A fourth man who was detained Friday was identified by his boss as Steve Gregory Croes, a 26-year-old disc jockey on a privately owned party boat. He was arrested early Friday, a day after being contacted by police and giving them a statement, the boat’s owner Marcus Wiggins told The Associated Press. The detainee is not related to the attorney general’s spokeswoman.

Van der Sloot is the son of Paul van der Sloot, of the Netherlands, who is training to be a judge in Aruba. Holloway Twitty, 44, has insisted that he and the Kalpoe brothers hold the key to the investigation and she wants authorities to pressure the young men harder to tell the truth.

In Alabama, a friend of Holloway’s family said the young woman’s relatives, not Aruban police, first identified and located Joran and the Kalpoe brothers — less than a day after she disappeared.

“She had been missing less than 24 hours and we had all three names and addresses, so it’s just disappointing that they (authorities) weren’t able to move faster,” Jody Bearman, who organized the graduation trip and went to Aruba to help in the search, told The Associated Press on Friday.

Holloway Twitty said if significant progress is not made soon in the case, she may start to believe that authorities are protecting the detainees. Aruban authorities have said they are pursuing all leads and protecting no one.

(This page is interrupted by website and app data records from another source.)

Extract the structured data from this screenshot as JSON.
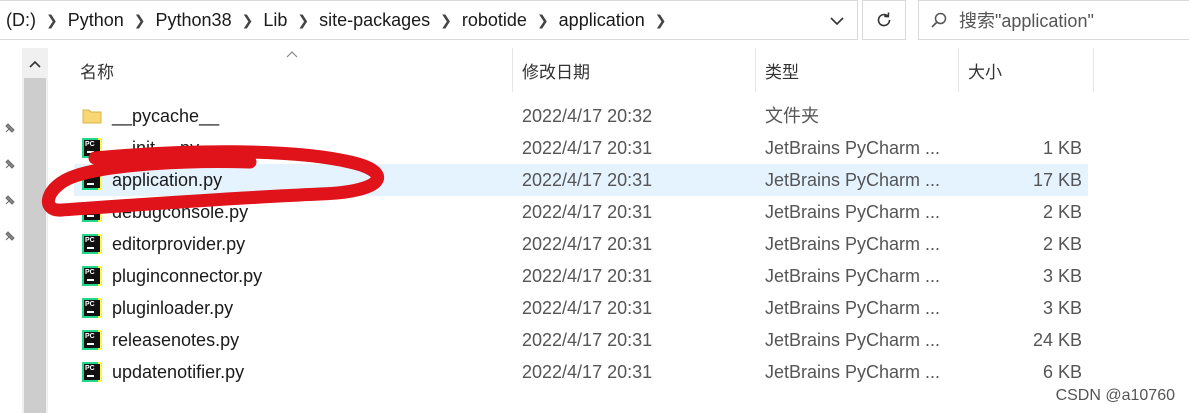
{
  "address": {
    "breadcrumbs": [
      "(D:)",
      "Python",
      "Python38",
      "Lib",
      "site-packages",
      "robotide",
      "application"
    ]
  },
  "search": {
    "placeholder": "搜索\"application\""
  },
  "columns": {
    "name": "名称",
    "date": "修改日期",
    "type": "类型",
    "size": "大小"
  },
  "files": [
    {
      "name": "__pycache__",
      "date": "2022/4/17 20:32",
      "type": "文件夹",
      "size": "",
      "icon": "folder-icon"
    },
    {
      "name": "__init__.py",
      "date": "2022/4/17 20:31",
      "type": "JetBrains PyCharm ...",
      "size": "1 KB",
      "icon": "pycharm-file-icon"
    },
    {
      "name": "application.py",
      "date": "2022/4/17 20:31",
      "type": "JetBrains PyCharm ...",
      "size": "17 KB",
      "icon": "pycharm-file-icon",
      "selected": true
    },
    {
      "name": "debugconsole.py",
      "date": "2022/4/17 20:31",
      "type": "JetBrains PyCharm ...",
      "size": "2 KB",
      "icon": "pycharm-file-icon"
    },
    {
      "name": "editorprovider.py",
      "date": "2022/4/17 20:31",
      "type": "JetBrains PyCharm ...",
      "size": "2 KB",
      "icon": "pycharm-file-icon"
    },
    {
      "name": "pluginconnector.py",
      "date": "2022/4/17 20:31",
      "type": "JetBrains PyCharm ...",
      "size": "3 KB",
      "icon": "pycharm-file-icon"
    },
    {
      "name": "pluginloader.py",
      "date": "2022/4/17 20:31",
      "type": "JetBrains PyCharm ...",
      "size": "3 KB",
      "icon": "pycharm-file-icon"
    },
    {
      "name": "releasenotes.py",
      "date": "2022/4/17 20:31",
      "type": "JetBrains PyCharm ...",
      "size": "24 KB",
      "icon": "pycharm-file-icon"
    },
    {
      "name": "updatenotifier.py",
      "date": "2022/4/17 20:31",
      "type": "JetBrains PyCharm ...",
      "size": "6 KB",
      "icon": "pycharm-file-icon"
    }
  ],
  "watermark": "CSDN @a10760",
  "colors": {
    "selection": "#e5f3ff",
    "annotation": "#e0121a",
    "pycharm_green": "#21d789"
  }
}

On Friday, a judge ruled on a petition from the elder van der Sloot to visit his son, whom he has not been allowed to see since Joran was detained on June 9, and from the Kalpoes’ attorneys requesting to see any evidence prosecutors may have gathered. Both Croes and a court secretary refused to reveal the rulings. Defense attorneys did not return calls seeking comment.

It was not clear how the disc jockey might be connected to the other detainees. He told Wiggins that he knew one of the Kalpoe brothers because he went to the same Internet cafe, Wiggins said.